OAK BROOK, Ill. – Breast cancer screening with MRI can detect invasive cancers missed on mammography in women who've undergone chest irradiation for other diseases, according to a new study published online and in the April print edition of Radiology.
Women who receive radiation therapy as children and young adults for diseases like Hodgkin's lymphoma face a significantly greater risk of breast cancer later in life. The incidence of breast cancer increases approximately eight years after chest irradiation, and 13 percent to 20 percent of women treated with moderate- to high-dose chest irradiation for a pediatric cancer will be diagnosed with breast cancer by age 40 to 45. In comparison, the cumulative incidence of invasive breast cancer by age 45 among women in the general population is only 1 percent.
"MRI's efficacy as an adjunct to mammography in screening women at high risk because of genetic mutation or family history has been established," said the study's lead author Janice S. Sung, M.D., radiologist at Memorial Sloan-Kettering Cancer Center (MSKCC) in New York City. "However, there were no reports in the literature about utility of MRI screening in women who are at high risk specifically due to prior chest irradiation."

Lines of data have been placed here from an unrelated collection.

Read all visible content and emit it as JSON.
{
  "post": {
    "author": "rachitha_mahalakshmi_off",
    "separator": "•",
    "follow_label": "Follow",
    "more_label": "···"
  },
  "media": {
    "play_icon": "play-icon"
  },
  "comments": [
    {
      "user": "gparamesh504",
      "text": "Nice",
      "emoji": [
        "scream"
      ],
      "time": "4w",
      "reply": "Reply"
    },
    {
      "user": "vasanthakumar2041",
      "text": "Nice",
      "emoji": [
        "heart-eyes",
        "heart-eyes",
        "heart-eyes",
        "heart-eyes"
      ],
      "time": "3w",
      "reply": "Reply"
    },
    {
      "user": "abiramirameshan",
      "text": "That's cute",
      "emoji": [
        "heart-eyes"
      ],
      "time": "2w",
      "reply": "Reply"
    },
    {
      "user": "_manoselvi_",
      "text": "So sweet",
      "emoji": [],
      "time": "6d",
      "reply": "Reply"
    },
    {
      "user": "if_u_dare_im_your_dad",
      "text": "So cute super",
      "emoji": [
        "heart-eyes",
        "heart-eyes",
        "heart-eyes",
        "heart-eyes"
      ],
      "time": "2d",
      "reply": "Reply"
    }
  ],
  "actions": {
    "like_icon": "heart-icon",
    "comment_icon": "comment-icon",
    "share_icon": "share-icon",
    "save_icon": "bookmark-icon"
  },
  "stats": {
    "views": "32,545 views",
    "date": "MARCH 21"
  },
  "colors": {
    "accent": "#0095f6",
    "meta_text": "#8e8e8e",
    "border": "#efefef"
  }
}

In the study, Dr. Sung and colleagues reviewed screening breast MRIs performed at MSKCC between January 1999 and December 2008 on women with a history of chest irradiation. They looked at data from 247 screening breast MRIs in 91 women, with a focus on the number of cancers diagnosed, the method of detection and the tumor characteristics.
Of the 10 cancers found during the study period, four were detected with MRI alone, three with MRI and mammography, and three with mammography alone. The four cancers detected with MRI alone were invasive, while the three cancers detected with mammography alone were in their early stages.
The addition of MRI to the screening process resulted in a 4.4 percent incremental cancer detection rate. A combination of MRI and mammography produced the highest sensitivity for detecting breast cancers.
"Our results support existing recommendations for annual screening MRI as an adjunct to annual mammography in women with a history of chest irradiation," Dr. Sung said.
Despite clear evidence of MRI's benefits, previous research by Dr. Sung's colleague and study co-author Kevin Oeffinger, M.D., showed that very few women ages 40 to 50 with a history of chest irradiation had undergone screening breast MRIs. Lack of awareness and limited insurance coverage are possible reasons, according to Dr. Sung. MRI is considerably more expensive than mammography.
"We hope our study and other research will bring more attention to the fact that MRI helps detect more cancers," Dr. Sung said. "We would like to see more high-risk patients undergo screening MRI."
"Screening Breast MR Imaging in Women with a History of Chest Irradiation" Collaborating with Dr. Sung were Carol H. Lee, M.D., Elizabeth A. Morris, M.D., Kevin C. Oeffinger, M.D., and D. David Dershaw, M.D.
Radiology is edited by Herbert Y. Kressel, M.D., Harvard Medical School, Boston, Mass., and owned and published by the Radiological Society of North America, Inc. (http://radiology.rsna.org/)
RSNA is an association of more than 46,000 radiologists, radiation oncologists, medical physicists and related scientists committed to excellence in patient care through education and research. The Society is based in Oak Brook, Ill. (RSNA.org)
For patient-friendly information on breast cancer screening and MRI, visit RadiologyInfo.org.